Accessibility statement


What is fieldwork?

Fieldwork is defined as 'any practical work carried out by staff or students of the University for the purpose of teaching and/or research in places which are not under University control, but where the University is responsible for the safety of its' staff and / or students and others exposed to their activities.' Voluntary and leisure activities are excluded, along with work experience (e.g. placements) and similar activities controlled by other employers.

Fieldwork can include very diverse activities, such as:

  • surveying
  • sample collecting
  • scuba diving
  • archaeological digs
  • social survey interviews


The following represents departmental policy and guidance for fieldwork activities. It provides an outline of the necessary steps to be taken for the safe management of all fieldwork activities, both within the UK and abroad.  Careful planning and risk assessment represents the key starting point of any fieldwork activity to ensure appropriate measures are taken to reduce risk to a low and acceptable level.

The policy and guidance is based on the document 'Guidance on Safety in Fieldwork' published by The University Safety and Health Association, (USHA, 2005). Consideration has also been given to British Standard, BS 8848, 'A Specification for adventurous activities, expeditions, visits and fieldwork outside the UK'.

Summary of key requirements

  • Prepare a risk assessmentand control risk by ensuring that:
    • a suitable number of supervisors is always present
    • supervisors are competent under the circumstances likely to be encountered and have adequate first aid training
    • all fieldworkers are adequately prepared (e.g. clothing, footwear, training)
    • suitable lines of communication are available
    • accidents (and dangerous occurrences) are reported and investigated
  • No fieldwork should be carried out until the member of staff who is supervising the fieldwork has considered all significant hazards and identified appropriate safety precautions to reduce risk to an acceptable level.
  • Plan for reasonably foreseeable emergencies (contingency planning), bearing in mind the likely hazards of the environment and the type of work undertaken e.g.:
    • provision of adequate emergency equipment (e.g. first aid kits, bivouac tents)
    • correct treatment of any casualties and equipment e.g. decontamination
    • means of summoning aid - emergency service details
    • evacuation procedures
    • liaison with police and emergency services
    • possible need to communicate in a foreign language
  • All fieldwork participants must be given a safety briefing before the trip. This should include adequate instruction and information on the likely, foreseeable hazards associated with the field trip and the safe working practices that need to be followed - including arrangements for emergency situations.

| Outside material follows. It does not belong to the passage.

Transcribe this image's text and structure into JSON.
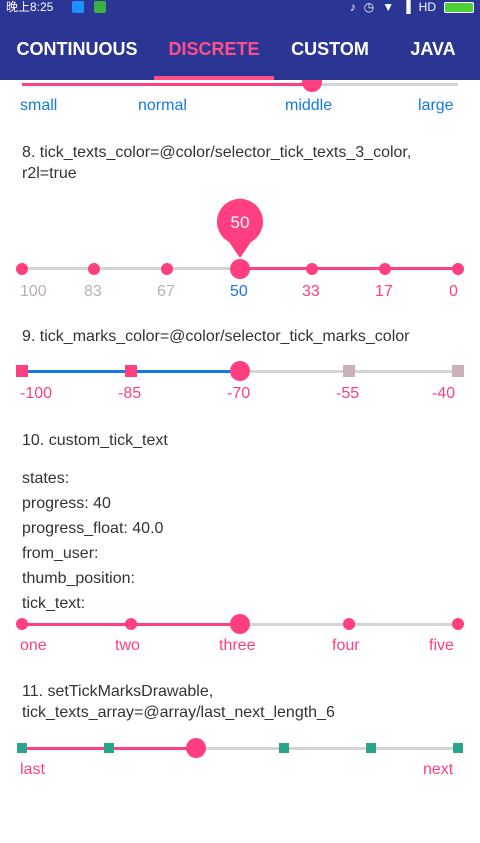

Head of Department

The Head of Department (HoD) has overall responsibility for health and safety in the Department. The need to ensure a risk assessment is made for fieldwork is delegated to the Fieldwork Organiser / Supervisor.

Fieldwork organisers (Supervisors)

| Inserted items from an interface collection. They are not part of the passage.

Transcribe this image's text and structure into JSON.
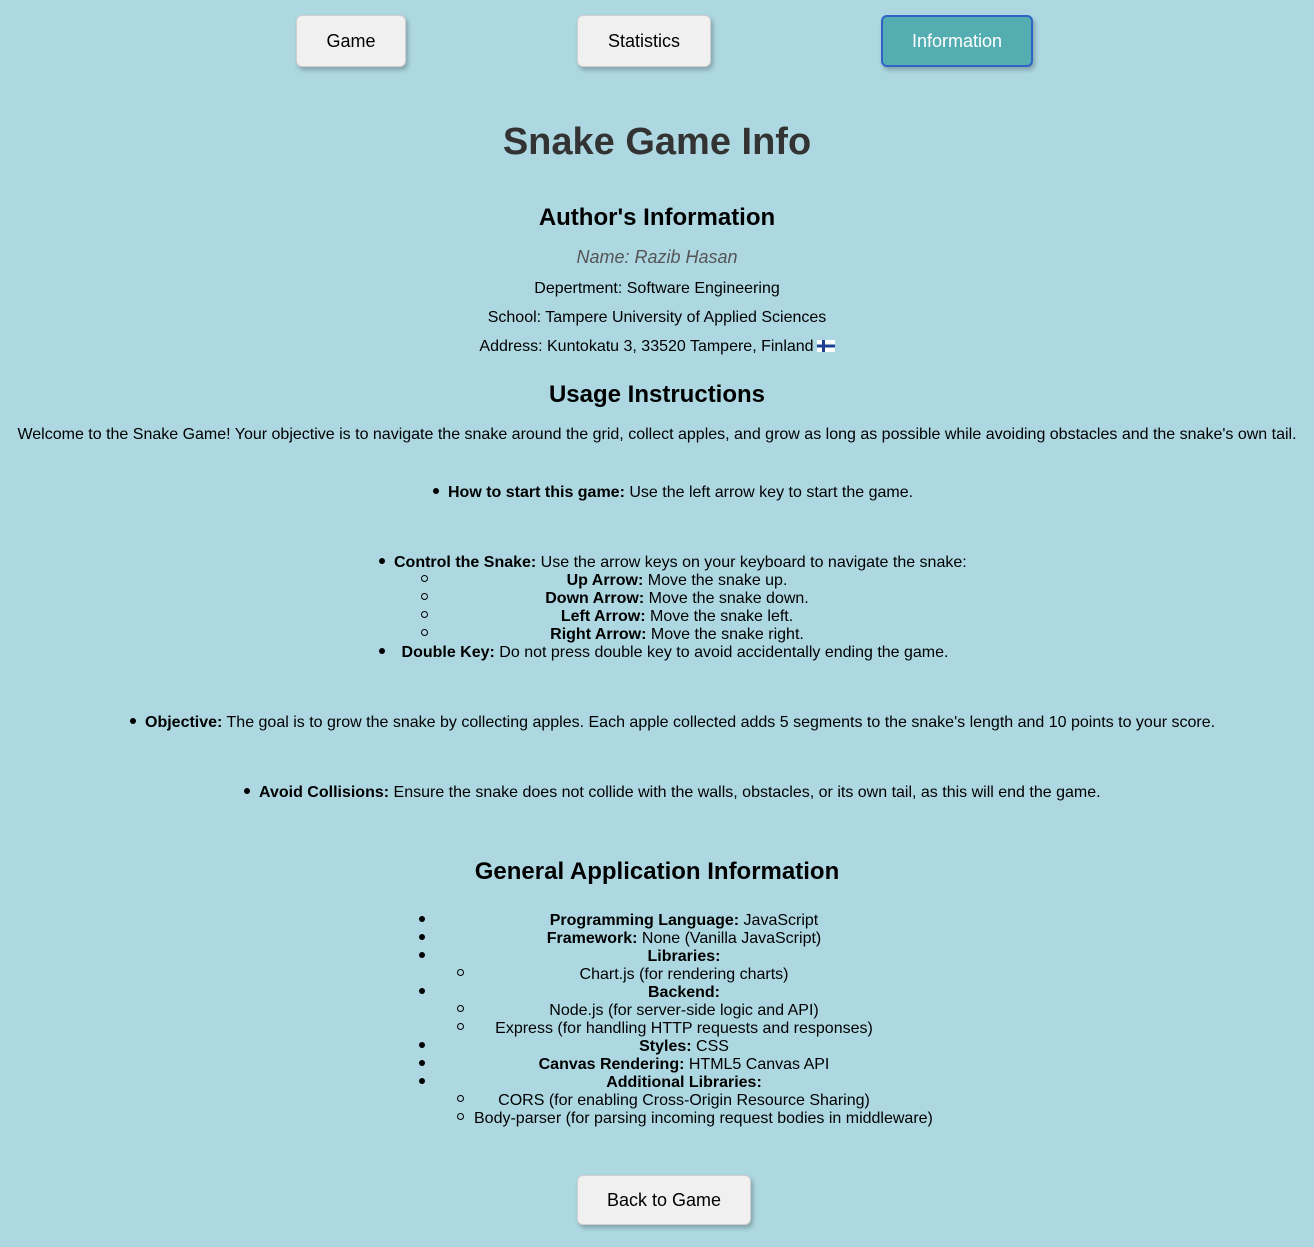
{
  "nav": {
    "game": "Game",
    "statistics": "Statistics",
    "information": "Information"
  },
  "page_title": "Snake Game Info",
  "author": {
    "heading": "Author's Information",
    "name": "Name: Razib Hasan",
    "department": "Depertment: Software Engineering",
    "school": "School: Tampere University of Applied Sciences",
    "address": "Address: Kuntokatu 3, 33520 Tampere, Finland",
    "flag_icon": "finland-flag-icon"
  },
  "usage": {
    "heading": "Usage Instructions",
    "welcome": "Welcome to the Snake Game! Your objective is to navigate the snake around the grid, collect apples, and grow as long as possible while avoiding obstacles and the snake's own tail.",
    "start": {
      "label": "How to start this game:",
      "text": " Use the left arrow key to start the game."
    },
    "control": {
      "label": "Control the Snake:",
      "text": " Use the arrow keys on your keyboard to navigate the snake:",
      "keys": [
        {
          "label": "Up Arrow:",
          "text": " Move the snake up."
        },
        {
          "label": "Down Arrow:",
          "text": " Move the snake down."
        },
        {
          "label": "Left Arrow:",
          "text": " Move the snake left."
        },
        {
          "label": "Right Arrow:",
          "text": " Move the snake right."
        }
      ]
    },
    "double_key": {
      "label": "Double Key:",
      "text": " Do not press double key to avoid accidentally ending the game."
    },
    "objective": {
      "label": "Objective:",
      "text": " The goal is to grow the snake by collecting apples. Each apple collected adds 5 segments to the snake's length and 10 points to your score."
    },
    "collisions": {
      "label": "Avoid Collisions:",
      "text": " Ensure the snake does not collide with the walls, obstacles, or its own tail, as this will end the game."
    }
  },
  "general": {
    "heading": "General Application Information",
    "language": {
      "label": "Programming Language:",
      "text": " JavaScript"
    },
    "framework": {
      "label": "Framework:",
      "text": " None (Vanilla JavaScript)"
    },
    "libraries": {
      "label": "Libraries:",
      "items": [
        "Chart.js (for rendering charts)"
      ]
    },
    "backend": {
      "label": "Backend:",
      "items": [
        "Node.js (for server-side logic and API)",
        "Express (for handling HTTP requests and responses)"
      ]
    },
    "styles": {
      "label": "Styles:",
      "text": " CSS"
    },
    "canvas": {
      "label": "Canvas Rendering:",
      "text": " HTML5 Canvas API"
    },
    "additional": {
      "label": "Additional Libraries:",
      "items": [
        "CORS (for enabling Cross-Origin Resource Sharing)",
        "Body-parser (for parsing incoming request bodies in middleware)"
      ]
    }
  },
  "back_button": "Back to Game",
  "colors": {
    "background": "#add8e2",
    "active_tab": "#54adb1",
    "active_tab_border": "#2f63c8",
    "button": "#f0f0f0"
  }
}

Although the HoD has overall responsibility for health and safety in the department, specific responsibilities are delegated to other appropriate individuals.  For fieldwork, it is the responsibility of the fieldwork organiser to ensure that a risk assessment of the fieldwork activity is prepared, and a 'safe system of work' established (i.e. the identification and application of appropriate safe fieldwork practices).

Departmental Safety Advisor

The Departmental Safety Advisor (DSA) is responsible for providing practical help and advice for fieldwork activities.


The fieldworker is responsible for ensuring or not endangering your own safety, that of your colleagues and that of members of the public; behaviour which endangers your own health or safety or that of others may result in prosecution, irrespective of whether such conduct violates specific guide-lines.